Strongly influenced by cultural norms • In natural groups, members tend to be conservative, circumspect • If the group’s efforts do not appear reinforced, effort is reduced • As group size increases, effort contributed by each individual member tends to decrease
Reliably exhibit norms against devoting time to planning their methods • Move immediately to attacking problem, relying on implicitly shared methods • Considerable likelihood that method is poorly adapted to task and only modestly effective • Seldom have ability to change the method when things not going well
Effective use of roles and process help direct dynamics • Group process management roles • Group process member roles • Task • Maintenance • Non-productive • Group process communication patterns • Team member roles
An input-process-output model of teamwork Group Task Process Outcome Context Technology (Source: Doug Vogel)
Process gains • More information • Synergy • More objective evaluation • Stimulation (encouragement) • Learning Source: Nunamaker, J.F., R.O. Briggs, and D.D. Mittleman, Electronic meeting systems: Ten years of lessons learned, in Groupware: Technology and applications, D. Coleman and R. Khanna, Editors. 1995, Prentice-Hall: Upper Saddle River, NJ. p. 149-193.
Air time fragmentation Attenuation blocking Concentration blocking Attention blocking Failure to remember Conformance pressure Evaluation apprehension Free riding Cognitive inertia Socializing Domination Information overload Coordination problems Incomplete use of information Incomplete task analysis Process losses Source: Nunamaker, J.F., R.O. Briggs, and D.D. Mittleman
Process oriented model of virtual teamwork Social Interactions and Dynamics GSS Structures Meeting Outcomes Time Reinig, B. A., & Shin, B. 2002. The dynamic effects of group support systems on group meetings.

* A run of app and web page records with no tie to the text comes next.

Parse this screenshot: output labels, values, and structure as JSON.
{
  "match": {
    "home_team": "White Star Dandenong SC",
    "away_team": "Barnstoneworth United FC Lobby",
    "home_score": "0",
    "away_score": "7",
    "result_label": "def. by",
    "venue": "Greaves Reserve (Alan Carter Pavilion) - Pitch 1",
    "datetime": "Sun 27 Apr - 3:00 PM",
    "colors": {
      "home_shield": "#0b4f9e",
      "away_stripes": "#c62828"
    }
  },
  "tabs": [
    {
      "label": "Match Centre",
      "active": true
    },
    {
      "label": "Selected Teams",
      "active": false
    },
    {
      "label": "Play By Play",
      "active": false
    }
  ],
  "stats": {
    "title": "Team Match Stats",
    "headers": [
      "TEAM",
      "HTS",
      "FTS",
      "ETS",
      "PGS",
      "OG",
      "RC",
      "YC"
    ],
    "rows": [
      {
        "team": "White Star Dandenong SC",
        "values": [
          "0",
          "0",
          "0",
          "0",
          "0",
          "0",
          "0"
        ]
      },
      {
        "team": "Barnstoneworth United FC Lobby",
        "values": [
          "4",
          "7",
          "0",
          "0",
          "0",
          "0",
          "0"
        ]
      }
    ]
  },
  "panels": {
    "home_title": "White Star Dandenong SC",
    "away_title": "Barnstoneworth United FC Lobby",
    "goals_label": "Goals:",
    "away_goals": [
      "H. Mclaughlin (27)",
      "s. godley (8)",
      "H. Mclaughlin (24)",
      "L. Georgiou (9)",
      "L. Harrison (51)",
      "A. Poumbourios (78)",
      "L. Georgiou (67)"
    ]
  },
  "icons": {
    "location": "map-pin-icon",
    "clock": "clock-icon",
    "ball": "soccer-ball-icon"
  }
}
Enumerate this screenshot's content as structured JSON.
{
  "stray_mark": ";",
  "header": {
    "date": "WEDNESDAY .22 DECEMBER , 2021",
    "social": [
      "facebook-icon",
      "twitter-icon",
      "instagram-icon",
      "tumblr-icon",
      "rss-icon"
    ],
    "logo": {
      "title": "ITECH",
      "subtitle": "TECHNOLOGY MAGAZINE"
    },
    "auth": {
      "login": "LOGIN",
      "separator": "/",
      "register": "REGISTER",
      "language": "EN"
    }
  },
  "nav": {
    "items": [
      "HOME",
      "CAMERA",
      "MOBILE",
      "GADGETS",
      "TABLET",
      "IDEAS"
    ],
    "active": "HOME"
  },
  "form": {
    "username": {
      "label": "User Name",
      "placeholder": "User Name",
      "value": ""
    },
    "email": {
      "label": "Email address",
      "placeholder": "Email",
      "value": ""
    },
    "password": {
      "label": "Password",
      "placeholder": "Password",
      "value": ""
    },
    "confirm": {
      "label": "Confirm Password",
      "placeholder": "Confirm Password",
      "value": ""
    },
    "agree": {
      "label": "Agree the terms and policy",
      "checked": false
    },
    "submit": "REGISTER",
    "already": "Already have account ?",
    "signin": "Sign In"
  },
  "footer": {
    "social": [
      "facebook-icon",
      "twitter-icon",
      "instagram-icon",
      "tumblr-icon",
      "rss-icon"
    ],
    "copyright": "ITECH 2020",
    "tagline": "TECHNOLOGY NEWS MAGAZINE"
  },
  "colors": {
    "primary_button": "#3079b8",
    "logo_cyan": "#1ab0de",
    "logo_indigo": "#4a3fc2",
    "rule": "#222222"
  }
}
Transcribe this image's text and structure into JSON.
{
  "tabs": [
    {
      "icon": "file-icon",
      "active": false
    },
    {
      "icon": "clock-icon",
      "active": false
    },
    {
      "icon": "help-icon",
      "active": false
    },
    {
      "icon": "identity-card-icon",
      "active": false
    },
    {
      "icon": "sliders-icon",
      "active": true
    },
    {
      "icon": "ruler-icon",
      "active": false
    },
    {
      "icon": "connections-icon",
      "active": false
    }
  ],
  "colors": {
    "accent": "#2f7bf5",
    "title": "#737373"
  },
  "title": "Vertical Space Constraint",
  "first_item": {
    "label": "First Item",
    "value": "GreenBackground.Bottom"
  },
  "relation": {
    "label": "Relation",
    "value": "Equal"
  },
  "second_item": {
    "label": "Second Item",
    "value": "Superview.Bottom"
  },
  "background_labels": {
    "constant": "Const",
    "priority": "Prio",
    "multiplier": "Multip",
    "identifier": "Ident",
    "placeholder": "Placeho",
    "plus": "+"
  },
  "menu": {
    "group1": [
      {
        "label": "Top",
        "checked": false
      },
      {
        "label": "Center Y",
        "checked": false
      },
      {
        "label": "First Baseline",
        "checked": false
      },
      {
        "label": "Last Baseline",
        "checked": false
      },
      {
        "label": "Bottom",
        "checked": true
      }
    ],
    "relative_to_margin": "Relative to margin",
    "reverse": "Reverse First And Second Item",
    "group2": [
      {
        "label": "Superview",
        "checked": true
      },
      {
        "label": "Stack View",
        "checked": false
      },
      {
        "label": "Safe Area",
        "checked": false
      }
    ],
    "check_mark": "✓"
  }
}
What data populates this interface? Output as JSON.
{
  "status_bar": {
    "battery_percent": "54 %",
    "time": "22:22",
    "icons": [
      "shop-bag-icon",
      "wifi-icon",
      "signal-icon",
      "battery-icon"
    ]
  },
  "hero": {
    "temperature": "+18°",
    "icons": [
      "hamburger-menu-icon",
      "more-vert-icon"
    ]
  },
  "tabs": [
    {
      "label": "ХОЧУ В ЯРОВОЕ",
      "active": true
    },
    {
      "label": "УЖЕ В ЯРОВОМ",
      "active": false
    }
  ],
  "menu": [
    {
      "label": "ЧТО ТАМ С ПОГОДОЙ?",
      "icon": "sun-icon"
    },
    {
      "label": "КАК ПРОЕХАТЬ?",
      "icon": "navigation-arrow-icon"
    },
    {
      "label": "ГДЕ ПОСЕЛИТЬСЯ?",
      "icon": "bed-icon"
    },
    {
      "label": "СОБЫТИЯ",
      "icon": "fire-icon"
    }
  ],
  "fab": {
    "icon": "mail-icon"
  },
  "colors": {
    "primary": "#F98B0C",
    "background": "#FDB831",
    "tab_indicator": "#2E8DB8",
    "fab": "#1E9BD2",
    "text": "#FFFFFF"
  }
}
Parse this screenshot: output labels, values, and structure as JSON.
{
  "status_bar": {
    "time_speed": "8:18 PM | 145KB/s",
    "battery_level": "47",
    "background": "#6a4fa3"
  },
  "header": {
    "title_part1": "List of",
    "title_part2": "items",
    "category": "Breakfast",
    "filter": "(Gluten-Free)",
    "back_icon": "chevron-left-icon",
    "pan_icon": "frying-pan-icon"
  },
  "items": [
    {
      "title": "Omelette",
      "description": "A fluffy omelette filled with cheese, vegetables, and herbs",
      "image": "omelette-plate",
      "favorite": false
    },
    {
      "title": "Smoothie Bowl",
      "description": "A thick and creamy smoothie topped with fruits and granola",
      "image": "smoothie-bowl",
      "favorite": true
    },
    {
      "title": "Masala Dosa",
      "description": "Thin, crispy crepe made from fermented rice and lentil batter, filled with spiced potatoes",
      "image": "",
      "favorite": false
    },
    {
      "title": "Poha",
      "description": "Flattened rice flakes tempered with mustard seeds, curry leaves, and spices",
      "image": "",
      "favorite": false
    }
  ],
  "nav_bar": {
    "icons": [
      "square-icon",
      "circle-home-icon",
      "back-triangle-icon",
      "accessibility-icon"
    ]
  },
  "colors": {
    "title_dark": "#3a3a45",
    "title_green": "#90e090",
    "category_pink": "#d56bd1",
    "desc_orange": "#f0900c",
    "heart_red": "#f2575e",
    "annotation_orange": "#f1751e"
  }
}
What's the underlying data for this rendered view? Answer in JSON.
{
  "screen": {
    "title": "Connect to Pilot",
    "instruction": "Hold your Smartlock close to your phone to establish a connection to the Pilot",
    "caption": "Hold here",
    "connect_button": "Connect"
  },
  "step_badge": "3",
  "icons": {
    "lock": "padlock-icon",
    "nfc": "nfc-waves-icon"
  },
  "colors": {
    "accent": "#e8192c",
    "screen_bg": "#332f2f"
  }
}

Journal of Management Information Systems, 19(2): 303-325.
Evaluation Apprehension (?) Hypothesized relationships - - Production Blocking Group Cohesion + - - Time Period Free Riding Self-Reported Learning GSS + - Sucker Effect Affective Reward - + Source: Reinig, B. A., & Shin, B. 2002.
Some (preliminary) findings - - Production Blocking Group Cohesion + - - - Time Period Free Riding Self-Reported Learning GSS + + - - Sucker Effect Affective Reward - + + Source: Reinig, B. A., & Shin, B. 2002.
Summary • Most meetings are not efficient or effective • And the increased availability of technology hasn’t helped reverse this trend • Unmanaged group dynamics seem to contribute to this inefficiency and ineffectiveness • Structure and process play important role in virtual team meeting performance • Group support systems help to mitigate or reduce the negative affect of process losses on performance